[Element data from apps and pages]

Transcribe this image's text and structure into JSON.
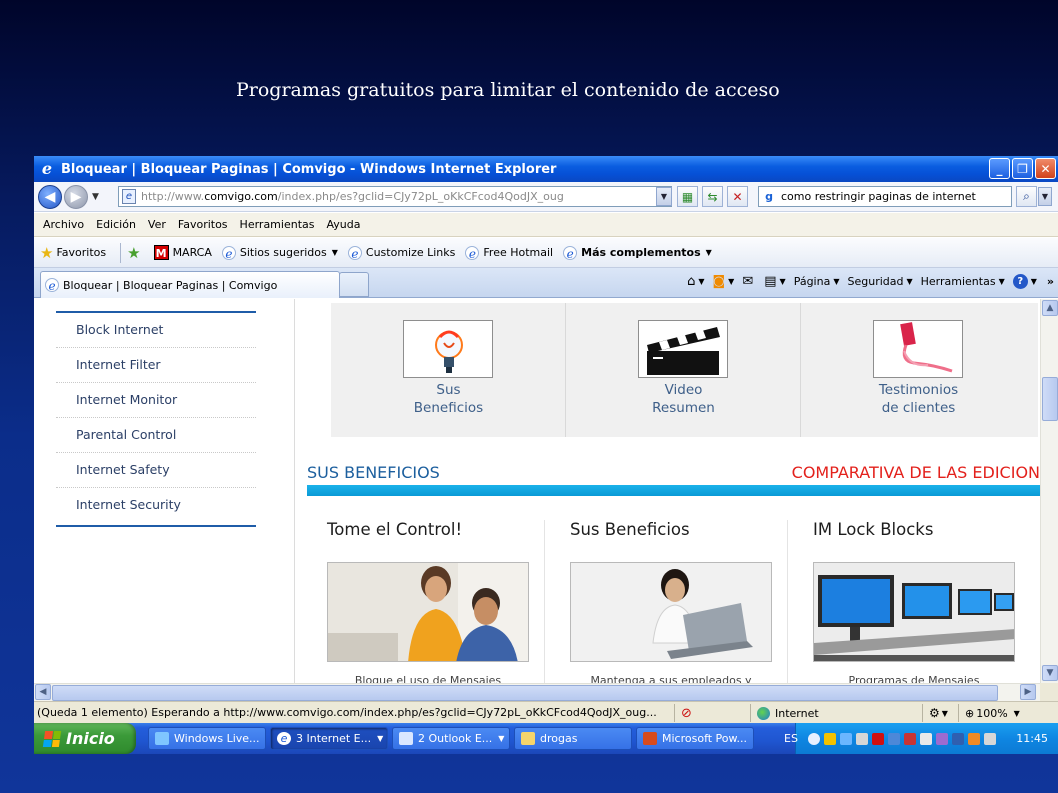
{
  "slide": {
    "title": "Programas gratuitos para limitar el contenido de acceso"
  },
  "window": {
    "title": "Bloquear | Bloquear Paginas | Comvigo - Windows Internet Explorer"
  },
  "address_bar": {
    "url_prefix": "http://www.",
    "url_domain": "comvigo.com",
    "url_rest": "/index.php/es?gclid=CJy72pL_oKkCFcod4QodJX_oug",
    "search_value": "como restringir paginas de internet"
  },
  "menu": [
    "Archivo",
    "Edición",
    "Ver",
    "Favoritos",
    "Herramientas",
    "Ayuda"
  ],
  "favorites_bar": {
    "favorites_label": "Favoritos",
    "items": [
      "MARCA",
      "Sitios sugeridos",
      "Customize Links",
      "Free Hotmail",
      "Más complementos"
    ]
  },
  "tab": {
    "label": "Bloquear | Bloquear Paginas | Comvigo"
  },
  "command_bar": {
    "page": "Página",
    "security": "Seguridad",
    "tools": "Herramientas",
    "more": "»"
  },
  "sidebar": {
    "items": [
      "Block Internet",
      "Internet Filter",
      "Internet Monitor",
      "Parental Control",
      "Internet Safety",
      "Internet Security"
    ]
  },
  "tiles": [
    {
      "line1": "Sus",
      "line2": "Beneficios",
      "image": "lightbulb-image"
    },
    {
      "line1": "Video",
      "line2": "Resumen",
      "image": "clapperboard-image"
    },
    {
      "line1": "Testimonios",
      "line2": "de clientes",
      "image": "pen-image"
    }
  ],
  "section": {
    "left": "SUS BENEFICIOS",
    "right": "COMPARATIVA DE LAS EDICION"
  },
  "columns": [
    {
      "title": "Tome el Control!",
      "caption": "Bloque el uso de Mensajes"
    },
    {
      "title": "Sus Beneficios",
      "caption": "Mantenga a sus empleados y"
    },
    {
      "title": "IM Lock Blocks",
      "caption": "Programas de Mensajes"
    }
  ],
  "status_bar": {
    "text": "(Queda 1 elemento) Esperando a http://www.comvigo.com/index.php/es?gclid=CJy72pL_oKkCFcod4QodJX_oug...",
    "zone": "Internet",
    "zoom": "100%"
  },
  "taskbar": {
    "start": "Inicio",
    "tasks": [
      "Windows Live...",
      "3 Internet E...",
      "2 Outlook E...",
      "drogas",
      "Microsoft Pow..."
    ],
    "language": "ES",
    "clock": "11:45"
  },
  "colors": {
    "section_blue": "#1c5f9e",
    "section_red": "#e3211c",
    "band": "#0a9ad6",
    "xp_blue": "#245edb",
    "start_green": "#3b9a39"
  }
}
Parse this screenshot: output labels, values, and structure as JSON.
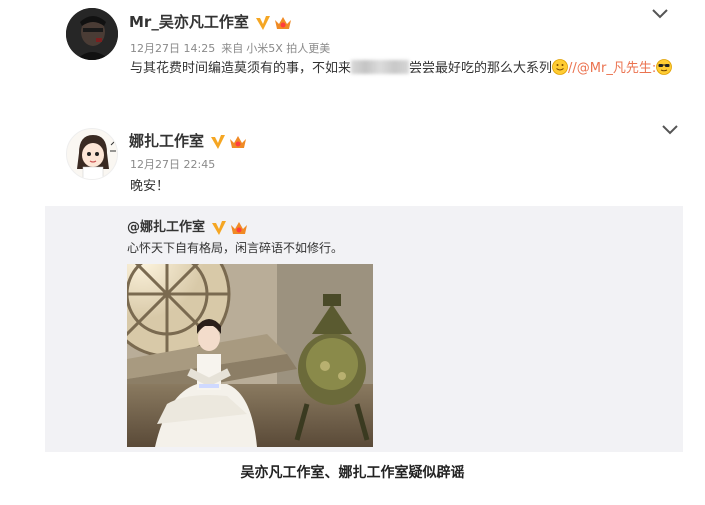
{
  "post1": {
    "author": "Mr_吴亦凡工作室",
    "time": "12月27日 14:25",
    "from_label": "来自",
    "device": "小米5X 拍人更美",
    "text_before": "与其花费时间编造莫须有的事，不如来",
    "text_after": "尝尝最好吃的那么大系列",
    "mention": "//@Mr_凡先生:"
  },
  "post2": {
    "author": "娜扎工作室",
    "time": "12月27日 22:45",
    "text": "晚安！",
    "repost": {
      "author": "@娜扎工作室",
      "text": "心怀天下自有格局，闲言碎语不如修行。"
    }
  },
  "caption": "吴亦凡工作室、娜扎工作室疑似辟谣",
  "icons": {
    "verified": "verified-v-icon",
    "crown": "vip-crown-icon",
    "chevron": "chevron-down-icon",
    "smile": "smile-emoji-icon",
    "cool": "cool-emoji-icon"
  },
  "colors": {
    "verified": "#f5a623",
    "mention": "#eb7350",
    "repost_bg": "#f2f2f5",
    "meta": "#8a8a8a"
  }
}
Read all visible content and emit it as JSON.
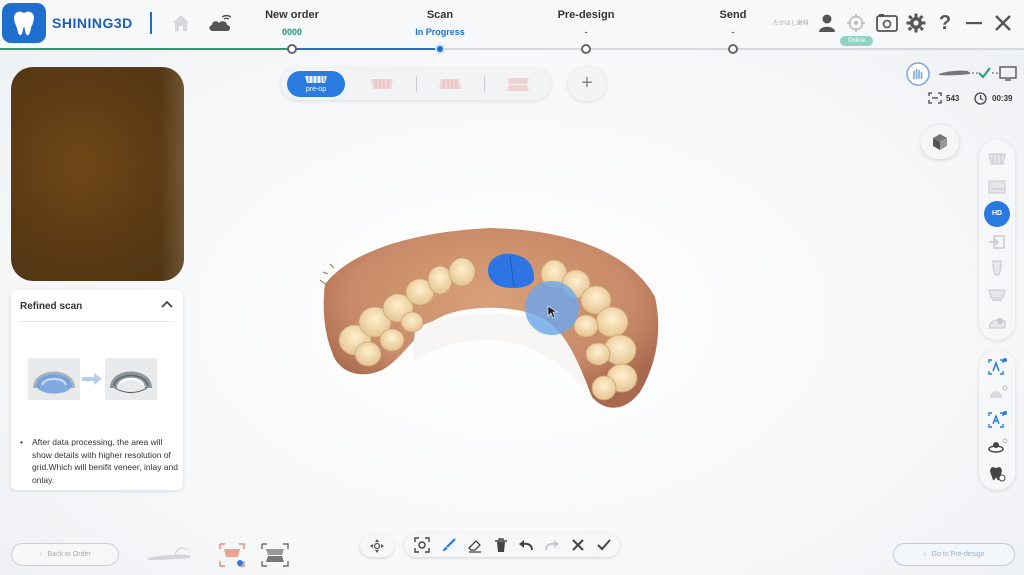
{
  "app": {
    "brand": "SHINING3D"
  },
  "steps": [
    {
      "title": "New order",
      "sub": "0000"
    },
    {
      "title": "Scan",
      "sub": "In Progress"
    },
    {
      "title": "Pre-design",
      "sub": "-"
    },
    {
      "title": "Send",
      "sub": "-"
    }
  ],
  "header": {
    "user_name": "たかはし歯科",
    "status_badge": "Online"
  },
  "mode_selector": {
    "active_label": "pre-op",
    "add_label": "+"
  },
  "status": {
    "frame_count": "543",
    "elapsed_time": "00:39"
  },
  "info_card": {
    "title": "Refined scan",
    "bullet": "•",
    "description": "After data processing, the area will show details with higher resolution of grid.Which will benifit veneer, inlay and onlay."
  },
  "right_toolbar": {
    "hd_label": "HD"
  },
  "footer": {
    "back_label": "Back to Order",
    "next_label": "Go to Pre-design"
  },
  "colors": {
    "accent": "#1f6fd1",
    "success": "#2a9a72",
    "active_mode": "#2a7be0"
  },
  "icons": [
    "home-icon",
    "cloud-wifi-icon",
    "user-icon",
    "crosshair-icon",
    "camera-settings-icon",
    "gear-icon",
    "help-icon",
    "minimize-icon",
    "close-icon",
    "cube-view-icon",
    "chevron-up-icon",
    "clock-icon",
    "frame-count-icon",
    "move-icon",
    "lasso-select-icon",
    "brush-icon",
    "eraser-icon",
    "trash-icon",
    "undo-icon",
    "redo-icon",
    "cancel-icon",
    "confirm-icon"
  ]
}
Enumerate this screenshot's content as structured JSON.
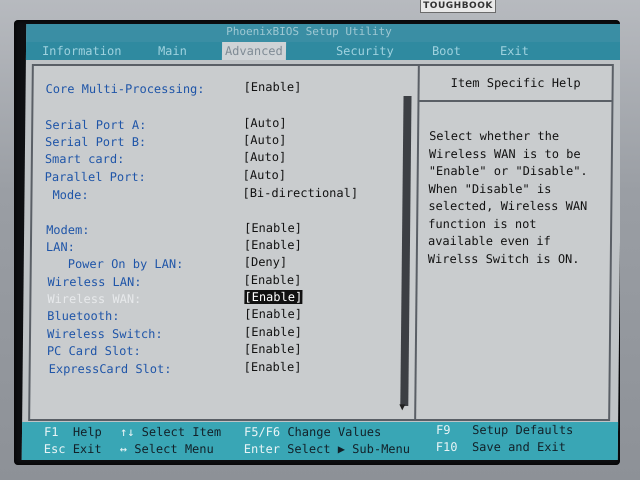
{
  "bezel": {
    "brand": "TOUGHBOOK"
  },
  "bios": {
    "title": "PhoenixBIOS Setup Utility",
    "menu": [
      "Information",
      "Main",
      "Advanced",
      "Security",
      "Boot",
      "Exit"
    ],
    "active_menu": "Advanced",
    "settings": [
      {
        "label": "Core Multi-Processing:",
        "value": "[Enable]"
      },
      {
        "label": "Serial Port A:",
        "value": "[Auto]"
      },
      {
        "label": "Serial Port B:",
        "value": "[Auto]"
      },
      {
        "label": "Smart card:",
        "value": "[Auto]"
      },
      {
        "label": "Parallel Port:",
        "value": "[Auto]"
      },
      {
        "label": "Mode:",
        "value": "[Bi-directional]"
      },
      {
        "label": "Modem:",
        "value": "[Enable]"
      },
      {
        "label": "LAN:",
        "value": "[Enable]"
      },
      {
        "label": "Power On by LAN:",
        "value": "[Deny]"
      },
      {
        "label": "Wireless LAN:",
        "value": "[Enable]"
      },
      {
        "label": "Wireless WAN:",
        "value": "[Enable]",
        "selected": true
      },
      {
        "label": "Bluetooth:",
        "value": "[Enable]"
      },
      {
        "label": "Wireless Switch:",
        "value": "[Enable]"
      },
      {
        "label": "PC Card Slot:",
        "value": "[Enable]"
      },
      {
        "label": "ExpressCard Slot:",
        "value": "[Enable]"
      }
    ],
    "help_title": "Item Specific Help",
    "help_text": "Select whether the\nWireless WAN is to be\n\"Enable\" or \"Disable\".\nWhen \"Disable\" is\nselected, Wireless WAN\nfunction is not\navailable even if\nWirelss Switch is ON.",
    "keys": {
      "f1": {
        "key": "F1",
        "desc": "Help"
      },
      "updown": {
        "key": "↑↓",
        "desc": "Select Item"
      },
      "f5f6": {
        "key": "F5/F6",
        "desc": "Change Values"
      },
      "f9": {
        "key": "F9",
        "desc": "Setup Defaults"
      },
      "esc": {
        "key": "Esc",
        "desc": "Exit"
      },
      "leftright": {
        "key": "↔",
        "desc": "Select Menu"
      },
      "enter": {
        "key": "Enter",
        "desc": "Select ▶ Sub-Menu"
      },
      "f10": {
        "key": "F10",
        "desc": "Save and Exit"
      }
    }
  }
}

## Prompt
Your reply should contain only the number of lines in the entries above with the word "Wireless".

## Task solution
4